YOUR GOAL » What is needed is the whole of the data, set down exactly.

DATA RECORDS »
^^^^^^^^^^^^^^^^
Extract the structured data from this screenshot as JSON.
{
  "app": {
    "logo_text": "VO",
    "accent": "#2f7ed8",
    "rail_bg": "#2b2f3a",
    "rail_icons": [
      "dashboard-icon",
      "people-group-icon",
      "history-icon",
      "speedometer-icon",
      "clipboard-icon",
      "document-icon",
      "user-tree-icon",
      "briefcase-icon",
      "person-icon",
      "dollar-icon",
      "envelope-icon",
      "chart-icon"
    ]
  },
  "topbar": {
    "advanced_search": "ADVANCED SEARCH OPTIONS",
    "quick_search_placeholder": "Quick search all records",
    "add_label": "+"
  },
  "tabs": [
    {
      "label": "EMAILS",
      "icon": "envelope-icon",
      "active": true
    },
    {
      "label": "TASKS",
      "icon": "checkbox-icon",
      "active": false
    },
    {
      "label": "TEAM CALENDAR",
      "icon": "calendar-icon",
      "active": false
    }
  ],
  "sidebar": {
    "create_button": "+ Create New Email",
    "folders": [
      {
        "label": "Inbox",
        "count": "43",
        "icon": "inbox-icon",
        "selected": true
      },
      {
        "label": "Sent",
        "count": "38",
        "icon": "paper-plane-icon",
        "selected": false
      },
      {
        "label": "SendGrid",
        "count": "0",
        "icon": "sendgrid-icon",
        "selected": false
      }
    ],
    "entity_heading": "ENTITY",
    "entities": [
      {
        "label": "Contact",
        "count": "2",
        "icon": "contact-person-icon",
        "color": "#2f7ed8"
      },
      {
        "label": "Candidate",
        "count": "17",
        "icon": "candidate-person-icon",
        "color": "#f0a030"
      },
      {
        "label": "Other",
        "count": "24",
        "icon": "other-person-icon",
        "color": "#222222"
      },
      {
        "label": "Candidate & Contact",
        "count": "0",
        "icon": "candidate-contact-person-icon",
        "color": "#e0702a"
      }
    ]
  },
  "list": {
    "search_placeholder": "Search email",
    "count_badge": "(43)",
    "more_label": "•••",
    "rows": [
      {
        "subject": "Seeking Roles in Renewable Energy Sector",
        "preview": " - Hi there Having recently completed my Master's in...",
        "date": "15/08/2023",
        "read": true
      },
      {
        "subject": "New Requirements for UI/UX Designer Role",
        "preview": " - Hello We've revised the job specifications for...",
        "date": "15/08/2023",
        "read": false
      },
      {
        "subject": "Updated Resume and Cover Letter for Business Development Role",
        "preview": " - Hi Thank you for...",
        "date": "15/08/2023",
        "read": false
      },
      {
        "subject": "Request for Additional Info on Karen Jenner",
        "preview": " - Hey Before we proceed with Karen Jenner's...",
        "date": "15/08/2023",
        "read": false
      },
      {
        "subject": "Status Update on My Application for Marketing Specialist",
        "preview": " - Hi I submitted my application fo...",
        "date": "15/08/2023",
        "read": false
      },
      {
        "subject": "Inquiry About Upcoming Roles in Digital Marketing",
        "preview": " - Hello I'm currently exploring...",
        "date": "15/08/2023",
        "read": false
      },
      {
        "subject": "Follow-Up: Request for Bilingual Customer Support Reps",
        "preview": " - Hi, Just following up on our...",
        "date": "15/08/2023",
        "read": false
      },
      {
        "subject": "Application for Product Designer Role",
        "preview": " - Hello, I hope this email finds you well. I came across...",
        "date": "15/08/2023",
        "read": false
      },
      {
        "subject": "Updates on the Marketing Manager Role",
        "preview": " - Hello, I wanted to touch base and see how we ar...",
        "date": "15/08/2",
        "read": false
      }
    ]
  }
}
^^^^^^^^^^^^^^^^
TASK RESULT »
Extract the structured data from this screenshot as JSON.
{
  "app": {
    "logo_text": "VO",
    "accent": "#2f7ed8",
    "rail_bg": "#2b2f3a",
    "rail_icons": [
      "dashboard-icon",
      "people-group-icon",
      "history-icon",
      "speedometer-icon",
      "clipboard-icon",
      "document-icon",
      "user-tree-icon",
      "briefcase-icon",
      "person-icon",
      "dollar-icon",
      "envelope-icon",
      "chart-icon"
    ]
  },
  "topbar": {
    "advanced_search": "ADVANCED SEARCH OPTIONS",
    "quick_search_placeholder": "Quick search all records",
    "add_label": "+"
  },
  "tabs": [
    {
      "label": "EMAILS",
      "icon": "envelope-icon",
      "active": true
    },
    {
      "label": "TASKS",
      "icon": "checkbox-icon",
      "active": false
    },
    {
      "label": "TEAM CALENDAR",
      "icon": "calendar-icon",
      "active": false
    }
  ],
  "sidebar": {
    "create_button": "+ Create New Email",
    "folders": [
      {
        "label": "Inbox",
        "count": "43",
        "icon": "inbox-icon",
        "selected": true
      },
      {
        "label": "Sent",
        "count": "38",
        "icon": "paper-plane-icon",
        "selected": false
      },
      {
        "label": "SendGrid",
        "count": "0",
        "icon": "sendgrid-icon",
        "selected": false
      }
    ],
    "entity_heading": "ENTITY",
    "entities": [
      {
        "label": "Contact",
        "count": "2",
        "icon": "contact-person-icon",
        "color": "#2f7ed8"
      },
      {
        "label": "Candidate",
        "count": "17",
        "icon": "candidate-person-icon",
        "color": "#f0a030"
      },
      {
        "label": "Other",
        "count": "24",
        "icon": "other-person-icon",
        "color": "#222222"
      },
      {
        "label": "Candidate & Contact",
        "count": "0",
        "icon": "candidate-contact-person-icon",
        "color": "#e0702a"
      }
    ]
  },
  "list": {
    "search_placeholder": "Search email",
    "count_badge": "(43)",
    "more_label": "•••",
    "rows": [
      {
        "subject": "Seeking Roles in Renewable Energy Sector",
        "preview": " - Hi there Having recently completed my Master's in...",
        "date": "15/08/2023",
        "read": true
      },
      {
        "subject": "New Requirements for UI/UX Designer Role",
        "preview": " - Hello We've revised the job specifications for...",
        "date": "15/08/2023",
        "read": false
      },
      {
        "subject": "Updated Resume and Cover Letter for Business Development Role",
        "preview": " - Hi Thank you for...",
        "date": "15/08/2023",
        "read": false
      },
      {
        "subject": "Request for Additional Info on Karen Jenner",
        "preview": " - Hey Before we proceed with Karen Jenner's...",
        "date": "15/08/2023",
        "read": false
      },
      {
        "subject": "Status Update on My Application for Marketing Specialist",
        "preview": " - Hi I submitted my application fo...",
        "date": "15/08/2023",
        "read": false
      },
      {
        "subject": "Inquiry About Upcoming Roles in Digital Marketing",
        "preview": " - Hello I'm currently exploring...",
        "date": "15/08/2023",
        "read": false
      },
      {
        "subject": "Follow-Up: Request for Bilingual Customer Support Reps",
        "preview": " - Hi, Just following up on our...",
        "date": "15/08/2023",
        "read": false
      },
      {
        "subject": "Application for Product Designer Role",
        "preview": " - Hello, I hope this email finds you well. I came across...",
        "date": "15/08/2023",
        "read": false
      },
      {
        "subject": "Updates on the Marketing Manager Role",
        "preview": " - Hello, I wanted to touch base and see how we ar...",
        "date": "15/08/2",
        "read": false
      }
    ]
  }
}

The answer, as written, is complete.